Mainly Mabel - she has quite an impact on the group as she is so very entertaining. She has decided that Bosco is her very own play thing and tries to climb onto his back, whilst fighting him for the ball. He is probably 50 times bigger than her, her entire body is just bigger than his head - which is a good thing as you're not supposed to eat anything bigger than your head. Willow is terrified of her and is slowly edging closer, she even sniffed her tail, hopefully they'll find their level soon and Mabel will learn that dogs stay on the beach then Legs won't have to accompany her every morning. It's a bit scary to think that she could just follow DK into the sea.

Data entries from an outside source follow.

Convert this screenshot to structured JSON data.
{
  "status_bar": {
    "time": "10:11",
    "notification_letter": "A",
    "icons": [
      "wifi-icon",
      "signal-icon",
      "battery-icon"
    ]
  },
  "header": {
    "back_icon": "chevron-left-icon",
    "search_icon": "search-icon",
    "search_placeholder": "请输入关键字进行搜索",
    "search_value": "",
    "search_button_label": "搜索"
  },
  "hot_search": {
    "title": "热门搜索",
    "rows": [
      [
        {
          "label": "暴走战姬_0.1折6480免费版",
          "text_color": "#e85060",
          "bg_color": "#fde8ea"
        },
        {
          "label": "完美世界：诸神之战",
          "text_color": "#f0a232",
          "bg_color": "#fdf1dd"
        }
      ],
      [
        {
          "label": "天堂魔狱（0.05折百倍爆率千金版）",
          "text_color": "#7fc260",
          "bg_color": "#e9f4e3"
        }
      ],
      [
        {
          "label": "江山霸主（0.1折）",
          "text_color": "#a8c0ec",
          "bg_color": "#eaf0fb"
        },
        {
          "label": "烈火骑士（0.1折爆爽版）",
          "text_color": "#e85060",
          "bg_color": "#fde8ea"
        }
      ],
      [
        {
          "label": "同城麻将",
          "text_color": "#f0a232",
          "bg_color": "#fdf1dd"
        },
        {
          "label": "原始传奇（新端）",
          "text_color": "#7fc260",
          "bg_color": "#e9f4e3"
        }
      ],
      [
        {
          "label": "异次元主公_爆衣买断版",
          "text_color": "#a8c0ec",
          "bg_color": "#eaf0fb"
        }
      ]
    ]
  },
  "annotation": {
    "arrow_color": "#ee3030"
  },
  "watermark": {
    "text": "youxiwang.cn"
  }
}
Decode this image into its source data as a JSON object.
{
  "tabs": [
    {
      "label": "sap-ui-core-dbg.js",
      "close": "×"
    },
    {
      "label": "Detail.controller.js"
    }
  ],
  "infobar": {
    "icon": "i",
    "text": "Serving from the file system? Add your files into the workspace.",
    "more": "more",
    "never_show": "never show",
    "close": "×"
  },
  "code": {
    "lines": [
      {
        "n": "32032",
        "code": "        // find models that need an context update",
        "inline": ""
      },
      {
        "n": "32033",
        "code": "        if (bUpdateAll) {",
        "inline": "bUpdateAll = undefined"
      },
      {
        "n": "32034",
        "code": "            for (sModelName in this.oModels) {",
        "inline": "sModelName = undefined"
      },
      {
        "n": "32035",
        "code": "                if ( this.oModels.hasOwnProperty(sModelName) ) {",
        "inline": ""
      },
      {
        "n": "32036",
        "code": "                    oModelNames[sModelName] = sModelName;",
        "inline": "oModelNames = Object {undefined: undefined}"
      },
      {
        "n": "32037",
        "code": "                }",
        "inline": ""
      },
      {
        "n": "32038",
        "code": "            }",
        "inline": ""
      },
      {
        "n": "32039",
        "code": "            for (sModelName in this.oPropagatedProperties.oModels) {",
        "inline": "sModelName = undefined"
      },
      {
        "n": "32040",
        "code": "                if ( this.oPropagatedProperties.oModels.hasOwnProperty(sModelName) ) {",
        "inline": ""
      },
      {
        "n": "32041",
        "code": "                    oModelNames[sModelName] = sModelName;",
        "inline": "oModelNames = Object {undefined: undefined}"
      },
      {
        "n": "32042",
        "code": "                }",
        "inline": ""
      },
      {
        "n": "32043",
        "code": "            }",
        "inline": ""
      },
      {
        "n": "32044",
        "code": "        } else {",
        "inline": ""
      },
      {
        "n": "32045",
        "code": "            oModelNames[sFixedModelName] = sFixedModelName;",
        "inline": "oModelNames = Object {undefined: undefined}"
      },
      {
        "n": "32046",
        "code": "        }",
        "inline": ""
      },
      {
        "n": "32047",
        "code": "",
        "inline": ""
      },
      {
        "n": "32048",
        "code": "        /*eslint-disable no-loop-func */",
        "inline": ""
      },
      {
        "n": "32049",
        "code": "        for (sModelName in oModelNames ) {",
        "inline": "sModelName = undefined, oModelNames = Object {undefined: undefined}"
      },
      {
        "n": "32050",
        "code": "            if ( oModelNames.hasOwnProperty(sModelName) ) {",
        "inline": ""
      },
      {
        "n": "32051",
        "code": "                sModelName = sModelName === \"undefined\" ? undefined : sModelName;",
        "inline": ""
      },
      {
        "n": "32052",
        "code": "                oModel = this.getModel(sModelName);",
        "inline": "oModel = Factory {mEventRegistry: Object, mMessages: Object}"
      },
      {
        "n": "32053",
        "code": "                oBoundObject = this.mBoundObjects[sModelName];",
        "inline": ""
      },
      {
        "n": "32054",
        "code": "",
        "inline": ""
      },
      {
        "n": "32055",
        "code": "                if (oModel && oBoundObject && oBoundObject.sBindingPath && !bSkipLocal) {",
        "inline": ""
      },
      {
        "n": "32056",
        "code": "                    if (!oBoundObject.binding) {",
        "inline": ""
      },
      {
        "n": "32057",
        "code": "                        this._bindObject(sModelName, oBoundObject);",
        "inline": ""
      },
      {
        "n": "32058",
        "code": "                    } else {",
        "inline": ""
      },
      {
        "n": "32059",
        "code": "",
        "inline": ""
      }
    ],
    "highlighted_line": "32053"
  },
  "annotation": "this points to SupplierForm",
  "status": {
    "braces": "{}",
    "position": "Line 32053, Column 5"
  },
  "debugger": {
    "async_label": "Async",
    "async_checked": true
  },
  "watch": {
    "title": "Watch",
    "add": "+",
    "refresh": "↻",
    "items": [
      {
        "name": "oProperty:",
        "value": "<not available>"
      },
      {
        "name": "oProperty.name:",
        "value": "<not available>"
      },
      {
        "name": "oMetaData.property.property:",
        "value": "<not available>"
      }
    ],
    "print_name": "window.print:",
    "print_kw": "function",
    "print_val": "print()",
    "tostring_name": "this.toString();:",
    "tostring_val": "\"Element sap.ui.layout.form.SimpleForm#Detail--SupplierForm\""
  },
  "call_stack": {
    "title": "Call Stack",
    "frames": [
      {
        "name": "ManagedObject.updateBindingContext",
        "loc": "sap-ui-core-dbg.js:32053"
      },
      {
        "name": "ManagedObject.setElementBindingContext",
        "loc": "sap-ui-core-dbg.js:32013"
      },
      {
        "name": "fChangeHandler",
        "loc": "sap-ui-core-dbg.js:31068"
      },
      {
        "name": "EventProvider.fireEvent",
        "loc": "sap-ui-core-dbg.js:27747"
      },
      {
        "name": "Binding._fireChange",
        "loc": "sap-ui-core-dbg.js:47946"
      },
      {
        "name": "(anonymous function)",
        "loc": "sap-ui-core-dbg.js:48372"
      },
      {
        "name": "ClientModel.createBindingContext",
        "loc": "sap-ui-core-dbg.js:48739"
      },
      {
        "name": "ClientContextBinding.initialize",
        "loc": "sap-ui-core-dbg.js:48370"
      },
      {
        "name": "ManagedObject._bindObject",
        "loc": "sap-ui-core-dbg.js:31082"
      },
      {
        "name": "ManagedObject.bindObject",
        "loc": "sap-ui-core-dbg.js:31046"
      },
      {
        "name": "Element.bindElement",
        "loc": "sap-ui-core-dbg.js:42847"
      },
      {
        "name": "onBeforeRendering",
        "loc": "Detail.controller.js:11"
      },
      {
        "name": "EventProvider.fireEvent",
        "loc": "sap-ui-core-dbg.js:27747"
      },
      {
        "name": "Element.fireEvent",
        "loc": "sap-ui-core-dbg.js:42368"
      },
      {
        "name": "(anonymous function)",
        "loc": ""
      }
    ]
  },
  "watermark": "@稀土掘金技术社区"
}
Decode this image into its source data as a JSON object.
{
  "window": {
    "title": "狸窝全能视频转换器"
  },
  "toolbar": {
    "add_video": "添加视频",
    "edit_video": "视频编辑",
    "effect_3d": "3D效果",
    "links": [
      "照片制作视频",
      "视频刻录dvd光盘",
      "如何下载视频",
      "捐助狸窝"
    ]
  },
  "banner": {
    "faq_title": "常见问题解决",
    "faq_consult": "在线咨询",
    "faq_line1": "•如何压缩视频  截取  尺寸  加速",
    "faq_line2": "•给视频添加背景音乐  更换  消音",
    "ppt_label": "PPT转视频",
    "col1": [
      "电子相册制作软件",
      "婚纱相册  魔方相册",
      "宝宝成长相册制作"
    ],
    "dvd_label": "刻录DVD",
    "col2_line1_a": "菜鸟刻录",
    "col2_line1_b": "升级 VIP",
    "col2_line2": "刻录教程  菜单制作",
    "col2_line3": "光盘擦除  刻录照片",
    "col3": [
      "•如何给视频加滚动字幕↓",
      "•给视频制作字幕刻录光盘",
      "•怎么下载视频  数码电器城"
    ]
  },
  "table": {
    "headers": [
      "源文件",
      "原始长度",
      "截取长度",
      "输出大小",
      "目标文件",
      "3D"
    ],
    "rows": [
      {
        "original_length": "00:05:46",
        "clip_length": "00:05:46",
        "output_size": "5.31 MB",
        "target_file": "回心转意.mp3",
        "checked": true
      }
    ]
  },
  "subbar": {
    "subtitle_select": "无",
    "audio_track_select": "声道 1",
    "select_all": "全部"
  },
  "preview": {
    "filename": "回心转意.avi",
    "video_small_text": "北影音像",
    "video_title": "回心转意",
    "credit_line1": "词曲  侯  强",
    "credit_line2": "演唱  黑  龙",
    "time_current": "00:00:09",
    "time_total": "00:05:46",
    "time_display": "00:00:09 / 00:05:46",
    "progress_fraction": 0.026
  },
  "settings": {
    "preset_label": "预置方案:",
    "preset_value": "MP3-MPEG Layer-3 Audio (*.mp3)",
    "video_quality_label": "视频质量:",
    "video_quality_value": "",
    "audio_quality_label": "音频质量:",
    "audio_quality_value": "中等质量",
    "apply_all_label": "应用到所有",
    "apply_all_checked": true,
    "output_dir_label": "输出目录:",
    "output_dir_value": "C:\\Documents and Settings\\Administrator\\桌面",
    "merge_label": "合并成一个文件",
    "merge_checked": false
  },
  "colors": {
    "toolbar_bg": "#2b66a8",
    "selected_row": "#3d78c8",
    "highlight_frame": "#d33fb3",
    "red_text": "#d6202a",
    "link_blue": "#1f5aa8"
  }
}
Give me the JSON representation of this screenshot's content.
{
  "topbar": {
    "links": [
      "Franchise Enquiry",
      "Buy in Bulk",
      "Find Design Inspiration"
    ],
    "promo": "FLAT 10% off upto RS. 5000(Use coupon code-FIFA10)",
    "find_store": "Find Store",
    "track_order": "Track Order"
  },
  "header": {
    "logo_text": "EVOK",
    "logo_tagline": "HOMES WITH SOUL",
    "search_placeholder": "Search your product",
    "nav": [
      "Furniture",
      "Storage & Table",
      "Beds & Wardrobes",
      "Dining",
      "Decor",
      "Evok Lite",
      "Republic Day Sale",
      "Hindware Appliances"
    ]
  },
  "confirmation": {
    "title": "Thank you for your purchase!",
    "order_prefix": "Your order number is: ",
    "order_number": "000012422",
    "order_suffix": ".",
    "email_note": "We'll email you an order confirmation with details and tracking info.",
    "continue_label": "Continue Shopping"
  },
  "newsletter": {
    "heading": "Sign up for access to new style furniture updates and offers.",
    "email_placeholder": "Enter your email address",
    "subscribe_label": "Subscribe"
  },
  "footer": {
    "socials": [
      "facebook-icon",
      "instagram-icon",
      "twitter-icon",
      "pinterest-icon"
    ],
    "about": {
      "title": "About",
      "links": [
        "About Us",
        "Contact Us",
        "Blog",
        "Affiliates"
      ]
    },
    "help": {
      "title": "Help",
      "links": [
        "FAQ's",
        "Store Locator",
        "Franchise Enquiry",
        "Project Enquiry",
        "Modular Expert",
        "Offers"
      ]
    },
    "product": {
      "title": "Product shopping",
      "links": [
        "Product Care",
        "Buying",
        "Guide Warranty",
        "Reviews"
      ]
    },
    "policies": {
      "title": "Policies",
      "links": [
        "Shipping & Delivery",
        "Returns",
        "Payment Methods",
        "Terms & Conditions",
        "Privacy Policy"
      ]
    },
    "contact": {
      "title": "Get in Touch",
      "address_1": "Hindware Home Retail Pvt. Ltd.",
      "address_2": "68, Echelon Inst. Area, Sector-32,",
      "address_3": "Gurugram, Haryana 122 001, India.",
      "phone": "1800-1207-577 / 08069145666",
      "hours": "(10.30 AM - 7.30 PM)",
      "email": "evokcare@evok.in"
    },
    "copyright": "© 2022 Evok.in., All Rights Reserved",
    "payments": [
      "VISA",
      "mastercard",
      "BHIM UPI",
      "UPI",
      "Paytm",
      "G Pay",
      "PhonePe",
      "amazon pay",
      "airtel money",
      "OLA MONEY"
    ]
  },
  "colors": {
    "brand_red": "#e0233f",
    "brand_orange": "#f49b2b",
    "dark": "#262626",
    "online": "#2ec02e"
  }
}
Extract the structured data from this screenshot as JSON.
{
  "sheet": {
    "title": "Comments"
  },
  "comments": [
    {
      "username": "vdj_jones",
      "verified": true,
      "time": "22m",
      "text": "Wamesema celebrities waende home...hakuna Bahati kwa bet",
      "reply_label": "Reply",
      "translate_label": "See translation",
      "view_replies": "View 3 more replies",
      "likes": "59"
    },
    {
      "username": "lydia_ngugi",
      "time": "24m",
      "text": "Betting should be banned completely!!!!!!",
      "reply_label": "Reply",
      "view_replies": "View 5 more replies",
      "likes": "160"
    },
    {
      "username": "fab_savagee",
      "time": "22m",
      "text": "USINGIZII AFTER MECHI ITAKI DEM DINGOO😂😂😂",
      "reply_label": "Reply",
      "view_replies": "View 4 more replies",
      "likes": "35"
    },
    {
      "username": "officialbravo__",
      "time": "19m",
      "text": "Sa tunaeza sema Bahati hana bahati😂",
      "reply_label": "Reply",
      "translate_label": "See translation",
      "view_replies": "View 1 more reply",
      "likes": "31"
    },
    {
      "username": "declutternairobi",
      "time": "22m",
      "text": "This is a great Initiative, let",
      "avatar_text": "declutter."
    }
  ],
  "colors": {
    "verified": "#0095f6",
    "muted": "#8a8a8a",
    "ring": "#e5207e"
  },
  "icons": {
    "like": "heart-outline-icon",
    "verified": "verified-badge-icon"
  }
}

Being back - I'm not quite sure how to describe the joy of immersing yourself in the cold sea, in November, having been landlocked for 5 days. There is coming home and then there's this. Even though the walk was a long one on my first day back, wading through thigh high water to get to enough depth to swim, I wasn't in any rush to dive in. Allowing the sea to take you into it's waves at its pace is part of the pleasure. The Pirate was making the most of his last swim for a few days as he's off, but he was sensible about not going in too far. He's hoping to swim in a river where he is going.
Potatoes and their hallucinogenic powers. The Pirate said that Walter Raleigh would not have been able to get them past health and safety committees if he had tried to introduce them in this century. The Viking had a very nasty experience with an uncooked one at college, when he thought his belly was a VW Beetle.

Westonbirt Arboretum, which Mertz and I had visited the previous week. The trees were spectacular and fiery, and we'd had a great experience as the weather had been perfect too. DK and legs know New England well (Legs being from that part of the world originally) and we discussed the 'fall' there, I've made Legs promise to help me plan a trip. We decided it could be a John Irving themed journey although I'd hope not to have too many Irvingesque experiences of my own.

The state of the sea. This morning it was particularly bad, although it's been getting worse all week. The tides have been high and the current strong, which has brought all the long seaweed up to the shore and we were swimming in amongst it. Some clumps were thick and floated about like monsters with very long arms wrapping themselves around our knees, not pleasant. We do have to be slightly vigilant for larger bits of crap floating about too. This morning there was a large boot washed up - that could have given us quite a surprise if it had been carried by a wave in the water.
An evening with DK - last night we all went to see DK perform at a theatre nearby. It was wonderful. DK is a consummate pro and has some wonderful tales to tell of his life and work, I knew this already but the format was great and I had such fun. Think Parkinson in the old days, with a piano and a host who could sing too. Mark Stratton is an old friend of DK's and with his broad experience of film, TV and theatre he and DK kept the audience in thrall with stories of showbiz and the characters involved. I haven't laughed that much on a damp Thursday evening for ages!
My pathetic, but crafty dogs were really unimpressed by the weather, they hate rain and wind. Just as I was about to get into the sea today I looked round and they had gone. DK whistled his loud whistle but they didn't come so I trudged up to the dunes and there they were, hiding in a dip, sheltered from the wind and rain by marron grass. We need a beach hut...